Tidebook

Here and There and Everywhere
by Sarah G. Sunu -- April 15th, 2014

A lot has happened since my last post! Job interviews (mock and real), drafts of my master’s project, presenting the project at the Social Coast Forum in Charleston, and….a travel course in the Bahamas! You might assume that going to the Bahamas was my favorite part, and you wouldn’t be wrong, but the Social Coast Forum was also a blast. I got to introduce myself to some great Duke alums, and chat with people about my project concept, which was really fun. Plus Charleston is a neat place to visit (tested out my GoPro a little bit while I was there):

DCIM100GOPRO

But if I were you, I’d be ready to see some blue water and white sand. Here you go!

DSC03032

Yes, it really is that blue. Probably bluer.

 

The travel courses are a really great part of the Marine Lab spring curriculum. You may have been reading about my classmates who went to Ascension Island, or Palau, or Hawaii, or Singapore, and a bunch of folks just left for Baja. Being able to immerse yourself in a new ecosystem is a luxury that I don’t get too often, making it all the more valuable. I learned a lot about coral reef ecology (not my typical ecosystem, I’m more of a rocky intertidal kid), fish (vertebrates are also not something I’d spent a lot of time on previously) and science in general.

We had 7 students and 5 faculty (led by Dr. Brian Silliman), so there was plenty of opportunity to ask questions and see things that we might have missed in a larger group. The majority of each day was spent on snorkeling and independent projects, and I have to say it was really nice to be outside and observe the world, rather than sitting in a computer lab all day like I’ve been doing for my project (which is almost done).

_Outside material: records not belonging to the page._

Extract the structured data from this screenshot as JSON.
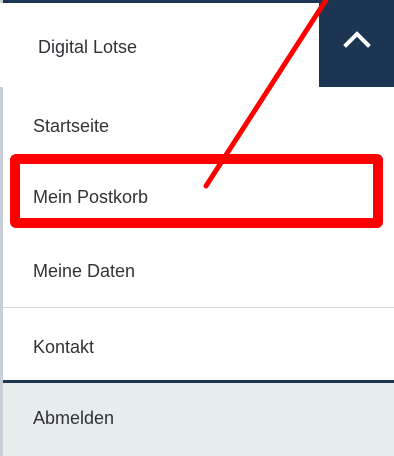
{
  "menu": {
    "title": "Digital Lotse",
    "collapse_icon": "chevron-up-icon",
    "items": [
      {
        "label": "Startseite"
      },
      {
        "label": "Mein Postkorb"
      },
      {
        "label": "Meine Daten"
      },
      {
        "label": "Kontakt"
      }
    ],
    "logout_label": "Abmelden"
  },
  "annotation": {
    "highlight_color": "#ff0000",
    "highlighted_item": "Mein Postkorb"
  },
  "colors": {
    "navy": "#1c3552",
    "logout_background": "#e7ecec",
    "divider": "#d4d9de"
  }
}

I also got to play around with my GoPro. Clearly I need to practice with it more, but this video will give you the general idea. The first three clips are from a couple of reefs that we checked out on our second day—Snapshot and Telephone Pole. Check out the fish! Brian is pointing to what looks like a member of the Trunkfish (Ostracidae) family in the second video; the third video is me chasing a peacock flounder for a bit and then getting distracted by something that swims away really fast, and lest you think we were completely waterlogged the entire time, I included a clip from our trip to Man Head Cay, which has a population of native endangered San Salvador rock iguanas.

https://vimeo.com/91711835

You know it’s a good day when you snorkel to an island, hike around it, and check out some tide pools with ridiculous numbers of snails (see pictures!). It was great getting to know everyone on the trip, and every day was an adventure. I hope I can bring that enthusiasm and sense of discovery with me wherever I wind up next!

Tides in San Salvador, Bahamas, for April 11th, 2014:

High: 11:49 AM, 1.2 ft

Low: 6:09 PM, 3.17 ft

©2016 Nicholas School of the Environment at Duke University | Box 90328 | Durham, NC 27708
how to contact us > | login to the site > | site disclaimers >

footer nav stuff